When it comes to intermediate music theory studies, it can be more difficult to find direct applications of the time signatures in repertoire. Yes, these intermediate time signatures will come up, but not as often as the beginning time signatures.
This is why I thought it would be a good idea to put together a game to practice the intermediate time signatures. Because intermediate music students should be having fun too – not just stuck in a theory book the whole time.
How to Play
- Divide the deck in half between the two players.
- The players should sit side by side, facing the same direction.
- On the count of three, each player turns over a card from their pile (forming two stacks).
- If a card has a time signature error, a player can put their hand on top of that pile (either their own or the other player’s) and say SNAPPEROO!
- This player wins that pile of cards.
- The winner is the player with the most cards in their deck when the time is up.
- To assemble this game:
- Print out the game cards (pages 3–6).
- Print the optional backing if desired (page 7).
- Cut the cards apart along the dotted lines.
- Laminate if desired.
Download Time Signature Snapperoo!
I hope you have fun with this game – I know it’s been a hit in my studio so far. 🙂
Subscribe to updates and get the Time Signature Snapperoo game
Enter your details to subscribe to the newsletter for piano teachers with information, tips and offers.
I hate spam as much as you do! I'll only send you information that's directly relevant to music teachers and you can unsubscribe at any time.
Vibrant Music Teaching members, you can access this resource inside the VMT library. Not a member yet? Find out more about becoming a member here.
Intermediate Time Signatures Flipped Learning Video

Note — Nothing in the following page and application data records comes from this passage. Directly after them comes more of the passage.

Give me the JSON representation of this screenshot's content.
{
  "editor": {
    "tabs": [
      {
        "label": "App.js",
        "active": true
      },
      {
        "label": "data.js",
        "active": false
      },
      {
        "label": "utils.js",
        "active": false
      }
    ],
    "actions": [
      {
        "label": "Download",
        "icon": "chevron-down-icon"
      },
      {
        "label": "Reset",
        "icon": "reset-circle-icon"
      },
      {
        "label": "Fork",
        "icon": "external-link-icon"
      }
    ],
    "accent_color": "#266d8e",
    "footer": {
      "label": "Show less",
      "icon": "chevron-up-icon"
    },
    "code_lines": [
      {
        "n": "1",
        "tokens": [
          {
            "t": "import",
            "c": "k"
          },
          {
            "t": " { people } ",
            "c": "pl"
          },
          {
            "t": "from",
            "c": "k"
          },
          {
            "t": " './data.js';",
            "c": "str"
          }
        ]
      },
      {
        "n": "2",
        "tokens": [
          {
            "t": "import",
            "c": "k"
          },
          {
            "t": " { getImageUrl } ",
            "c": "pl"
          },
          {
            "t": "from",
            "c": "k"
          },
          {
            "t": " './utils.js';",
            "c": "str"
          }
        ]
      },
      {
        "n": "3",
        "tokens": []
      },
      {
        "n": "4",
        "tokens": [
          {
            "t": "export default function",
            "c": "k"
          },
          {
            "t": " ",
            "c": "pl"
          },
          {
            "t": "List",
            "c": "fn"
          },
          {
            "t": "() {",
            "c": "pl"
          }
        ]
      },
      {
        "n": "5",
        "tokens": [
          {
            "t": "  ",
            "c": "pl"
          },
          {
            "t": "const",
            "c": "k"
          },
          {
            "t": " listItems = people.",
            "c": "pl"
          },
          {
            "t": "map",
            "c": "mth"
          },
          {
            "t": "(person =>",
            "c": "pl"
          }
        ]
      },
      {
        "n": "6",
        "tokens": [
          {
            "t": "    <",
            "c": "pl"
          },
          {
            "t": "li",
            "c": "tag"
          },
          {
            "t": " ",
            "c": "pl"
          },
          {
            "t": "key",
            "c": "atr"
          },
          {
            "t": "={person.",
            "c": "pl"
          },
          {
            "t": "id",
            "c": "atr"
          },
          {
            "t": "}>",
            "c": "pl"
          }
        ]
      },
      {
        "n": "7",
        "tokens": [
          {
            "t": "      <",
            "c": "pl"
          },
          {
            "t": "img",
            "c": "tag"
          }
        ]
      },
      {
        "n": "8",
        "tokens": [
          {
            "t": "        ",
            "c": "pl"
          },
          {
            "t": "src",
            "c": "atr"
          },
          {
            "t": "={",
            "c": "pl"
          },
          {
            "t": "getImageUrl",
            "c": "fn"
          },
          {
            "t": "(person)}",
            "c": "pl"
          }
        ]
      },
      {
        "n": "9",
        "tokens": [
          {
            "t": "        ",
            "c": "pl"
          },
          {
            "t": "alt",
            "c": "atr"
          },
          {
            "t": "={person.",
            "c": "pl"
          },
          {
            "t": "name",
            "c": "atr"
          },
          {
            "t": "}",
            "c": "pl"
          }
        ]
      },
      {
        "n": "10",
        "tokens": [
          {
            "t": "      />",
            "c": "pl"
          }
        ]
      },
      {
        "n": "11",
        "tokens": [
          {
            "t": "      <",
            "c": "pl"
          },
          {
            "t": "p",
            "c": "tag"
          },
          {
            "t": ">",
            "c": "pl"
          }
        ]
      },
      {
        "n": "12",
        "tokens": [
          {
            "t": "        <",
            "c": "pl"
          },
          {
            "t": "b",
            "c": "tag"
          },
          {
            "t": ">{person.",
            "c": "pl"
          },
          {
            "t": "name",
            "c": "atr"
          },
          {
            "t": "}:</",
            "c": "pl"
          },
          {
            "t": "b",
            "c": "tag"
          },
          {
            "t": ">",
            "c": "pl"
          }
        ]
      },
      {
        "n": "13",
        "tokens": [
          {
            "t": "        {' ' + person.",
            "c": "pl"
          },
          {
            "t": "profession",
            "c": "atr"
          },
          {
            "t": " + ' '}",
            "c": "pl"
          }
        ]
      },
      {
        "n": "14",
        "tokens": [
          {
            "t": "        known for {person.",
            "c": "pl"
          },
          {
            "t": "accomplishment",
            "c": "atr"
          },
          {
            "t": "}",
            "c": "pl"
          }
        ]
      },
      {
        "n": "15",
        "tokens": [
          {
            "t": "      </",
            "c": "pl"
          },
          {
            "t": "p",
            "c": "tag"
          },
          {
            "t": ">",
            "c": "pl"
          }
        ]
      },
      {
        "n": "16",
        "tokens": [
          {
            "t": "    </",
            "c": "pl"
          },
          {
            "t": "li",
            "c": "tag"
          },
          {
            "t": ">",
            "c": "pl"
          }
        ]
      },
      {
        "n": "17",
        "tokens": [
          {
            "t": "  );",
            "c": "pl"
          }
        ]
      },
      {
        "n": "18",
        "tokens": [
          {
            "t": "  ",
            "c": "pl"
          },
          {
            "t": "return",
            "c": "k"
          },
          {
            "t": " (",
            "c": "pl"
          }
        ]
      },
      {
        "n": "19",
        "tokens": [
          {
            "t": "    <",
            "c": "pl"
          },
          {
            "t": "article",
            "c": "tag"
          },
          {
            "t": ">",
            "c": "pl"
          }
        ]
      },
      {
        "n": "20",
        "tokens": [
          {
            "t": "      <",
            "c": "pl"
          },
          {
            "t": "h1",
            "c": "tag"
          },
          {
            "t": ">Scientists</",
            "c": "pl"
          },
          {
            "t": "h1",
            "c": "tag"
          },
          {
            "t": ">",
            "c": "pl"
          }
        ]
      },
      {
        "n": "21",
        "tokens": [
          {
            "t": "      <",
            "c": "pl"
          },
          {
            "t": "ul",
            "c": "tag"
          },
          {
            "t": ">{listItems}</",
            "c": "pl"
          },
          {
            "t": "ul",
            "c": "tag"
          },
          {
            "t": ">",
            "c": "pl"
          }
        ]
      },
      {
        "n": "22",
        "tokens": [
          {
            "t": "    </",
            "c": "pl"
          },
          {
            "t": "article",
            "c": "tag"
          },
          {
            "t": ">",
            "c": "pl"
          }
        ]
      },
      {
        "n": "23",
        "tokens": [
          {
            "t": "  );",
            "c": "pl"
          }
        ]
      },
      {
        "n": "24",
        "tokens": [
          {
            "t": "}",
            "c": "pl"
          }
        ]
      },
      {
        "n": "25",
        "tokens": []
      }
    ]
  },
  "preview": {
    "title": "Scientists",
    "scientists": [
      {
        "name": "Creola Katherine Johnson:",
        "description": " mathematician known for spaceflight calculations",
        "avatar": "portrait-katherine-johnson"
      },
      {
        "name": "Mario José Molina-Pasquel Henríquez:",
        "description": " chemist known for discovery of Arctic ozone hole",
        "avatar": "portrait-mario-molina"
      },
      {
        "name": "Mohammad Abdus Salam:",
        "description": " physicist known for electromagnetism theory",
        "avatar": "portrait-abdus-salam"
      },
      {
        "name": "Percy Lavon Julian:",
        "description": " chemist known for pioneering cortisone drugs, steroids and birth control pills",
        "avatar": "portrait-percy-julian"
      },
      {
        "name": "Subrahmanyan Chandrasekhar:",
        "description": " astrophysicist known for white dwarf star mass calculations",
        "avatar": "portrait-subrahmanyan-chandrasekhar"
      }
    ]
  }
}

In these videos, I teach students about intermediate time signatures, using examples and explaining in simple language that students can understand.
Feel free to send these videos to parents for their kids to watch, use it in group lessons or as part of lab time.
These videos are designed to be clear and concise so that students can watch them – and then get on with some writing work for reinforcement. Saving you time to do fun activities during the lesson time.
These videos correlate directly to Thinking Theory Book Three page 15. View the full Thinking Theory series here and see what makes these workbooks so special.
More Flipped Thinking Theory
If you liked this music theory video, you might also like these others:
- Flipped Basic Note Values
- Flipped Beginning Solfa
- Flip and Gameify Landmark Notes
- Flipped Time Signatures
- Flipped Note & Rest Values
- Flipped Dynamics
- Flipped Accidentals, Tones & Semitones
- Flipped Articulation Marks
- Flipped C and G Major Scales
- Flipped Tempo Marks
- Flipped Ledger Line Landmark Notes
- Flipped Intermediate Note Values
- Flipped Note Stem Rules
- Flipped Solfa Scale Singing
- Flipped D & F Major Scales
- Flipped Note Grouping/Beaming
- Flipped Expression Marks
Do you play games with intermediate students?
Do you wish you had more games for intermediate concepts? Share your thoughts in the Vibrant Music Studio Teachers community on Facebook or in the comments below.